The Delaware Court of Chancery (the Court) recently issued an unprecedented order to divest shares in a Delaware corporation. In In re Stream TV Networks, Inc. Omnibus Agreement Litigations, Vice Chancellor Laster found that the divested parties acted in contempt to circumvent a prior decision of the Court and, as a remedy, invoked a rule allowing the Court to reassign ownership of any real or personal property within the jurisdiction of the Court. The decision is a reminder to Delaware litigants of the broad authority of the Court and its willingness to issue “extraordinary remedies” to ensure a fair and equitable result.

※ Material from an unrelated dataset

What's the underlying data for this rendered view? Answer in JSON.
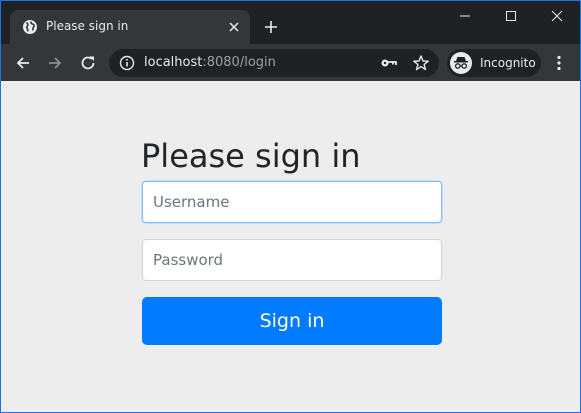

Stream TV Networks, Inc. (Stream), its secured creditors, including Hawk Investment Holdings Ltd. (Hawk), and certain stockholders, entered into an omnibus agreement related to Stream’s default on secured debt. The agreement provided that Stream would transfer all of its assets, which primarily consisted of shares in a Delaware subsidiary (the Shares) to SeeCubic, Inc. (SeeCubic), an entity controlled by the secured creditors. In return, the secured creditors would extinguish the secured debt. Minority stockholders received the right to exchange their shares in Stream for shares in SeeCubic. Stream’s controlling stockholders, however, were not entitled to any rights and, therefore, objected to the validity of the omnibus agreement.
The Court initially held that the omnibus agreement was valid and enforceable, following which all of Stream’s assets, including the Shares, were transferred to SeeCubic. However, the Delaware Supreme Court reversed on appeal, holding the agreement was invalid as it did not receive the requisite approval from Stream’s majority stockholders. The Court directed that the assets (and the Shares) be returned to Stream.
Hawk then intervened and sought permission to exercise rights as creditor prior to the transfer but was denied by the Court. As Vice Chancellor Laster explains, this prompted Hawk to engage in “a series of coordinated acts in which SeeCubic would transfer the Shares to Stream in a manner that would enable Hawk to seize them by acting before Stream could respond.” First, SeeCubic informed the Court that the Shares had been returned to Stream. Following this, Hawk sent a letter consisting of “dense legalese” demanding that title to the Shares immediately be registered in its name, at which point title to the Shares was transferred into Hawk’s name on the official stock ledger. One hour after the Shares were registered in Hawk’s name, Hawk wrote to the Court confirming that it now owned the Shares. The series of “choreographed” events took place during “an extended lunch hour, starting at 11:45 a.m. and ending at 1:18 p.m.,” with Vice Chancellor Laster commenting that it “was not possible for [the parties] to have taken the actions they did without advance notice, preparation, and an overarching plan.”
The Court’s Decision
The Court held SeeCubic and Hawk in contempt for acting in concert to frustrate the Court’s earlier orders. Vice Chancellor Laster applied an equitable standard to determine whether SeeCubic and Hawk failed to comply with orders “in a meaningful way.” The Court found that SeeCubic and Hawk deprived Stream of a fair opportunity to engage with its secured creditors, and orchestrated a sequence of events to “seize the Shares before Stream could react.”
In granting the divestiture sought by Stream, the Court invoked a rule that had never before been referenced in a Court opinion, reasoning that “extraordinary facts will sometimes call for extraordinary remedies” and “the fact that a particular form of relief is unprecedented does not mean it is unwarranted or unavailable.” The rule provided that where a “party [is] in contempt,” the Court “may enter a judgment divesting the title of any party” to “real or personal property … within the jurisdiction of the Court,” which property included the Shares because “stock in a Delaware corporation [is] personal property within the jurisdiction of the Court.” In addition, the Court granted a 10-day injunction barring Hawk and SeeCubic from interfering with Steam’s ownership of the Shares.
Though this case involved an extreme set of facts, litigants should take heed of the Court’s willingness to apply equitable and extraordinary tools that are at its disposal. This is particularly true when the Court views such actions as necessary to ensure that parties carry out the intended outcome of the Court’s orders.